■ **WHAT YOU ARE ASKED TO DO**:
Without the pictures, repeat all of the data exactly as it appears below.

■ **TASK MATERIAL**:

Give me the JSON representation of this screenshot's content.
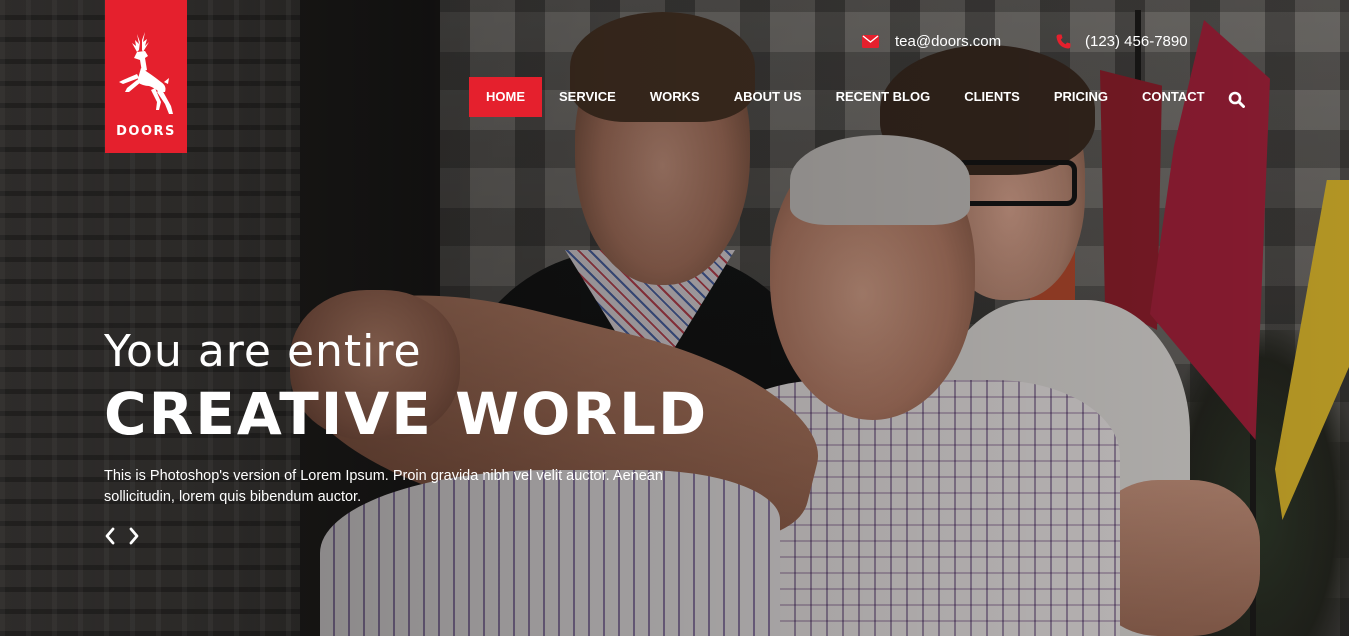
{
  "brand": {
    "name": "DOORS",
    "color": "#e5202d",
    "logo_icon": "deer-icon"
  },
  "contact": {
    "email": "tea@doors.com",
    "email_icon": "envelope-icon",
    "phone": "(123) 456-7890",
    "phone_icon": "phone-icon"
  },
  "nav": {
    "items": [
      {
        "label": "HOME",
        "active": true
      },
      {
        "label": "SERVICE"
      },
      {
        "label": "WORKS"
      },
      {
        "label": "ABOUT US"
      },
      {
        "label": "RECENT BLOG"
      },
      {
        "label": "CLIENTS"
      },
      {
        "label": "PRICING"
      },
      {
        "label": "CONTACT"
      }
    ],
    "search_icon": "search-icon"
  },
  "hero": {
    "subtitle": "You are entire",
    "title": "CREATIVE WORLD",
    "description": "This is Photoshop's version of Lorem Ipsum. Proin gravida nibh vel velit auctor. Aenean sollicitudin, lorem quis bibendum auctor.",
    "prev_icon": "chevron-left-icon",
    "next_icon": "chevron-right-icon"
  }
}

■ **SOLUTION**:
Give me the JSON representation of this screenshot's content.
{
  "brand": {
    "name": "DOORS",
    "color": "#e5202d",
    "logo_icon": "deer-icon"
  },
  "contact": {
    "email": "tea@doors.com",
    "email_icon": "envelope-icon",
    "phone": "(123) 456-7890",
    "phone_icon": "phone-icon"
  },
  "nav": {
    "items": [
      {
        "label": "HOME",
        "active": true
      },
      {
        "label": "SERVICE"
      },
      {
        "label": "WORKS"
      },
      {
        "label": "ABOUT US"
      },
      {
        "label": "RECENT BLOG"
      },
      {
        "label": "CLIENTS"
      },
      {
        "label": "PRICING"
      },
      {
        "label": "CONTACT"
      }
    ],
    "search_icon": "search-icon"
  },
  "hero": {
    "subtitle": "You are entire",
    "title": "CREATIVE WORLD",
    "description": "This is Photoshop's version of Lorem Ipsum. Proin gravida nibh vel velit auctor. Aenean sollicitudin, lorem quis bibendum auctor.",
    "prev_icon": "chevron-left-icon",
    "next_icon": "chevron-right-icon"
  }
}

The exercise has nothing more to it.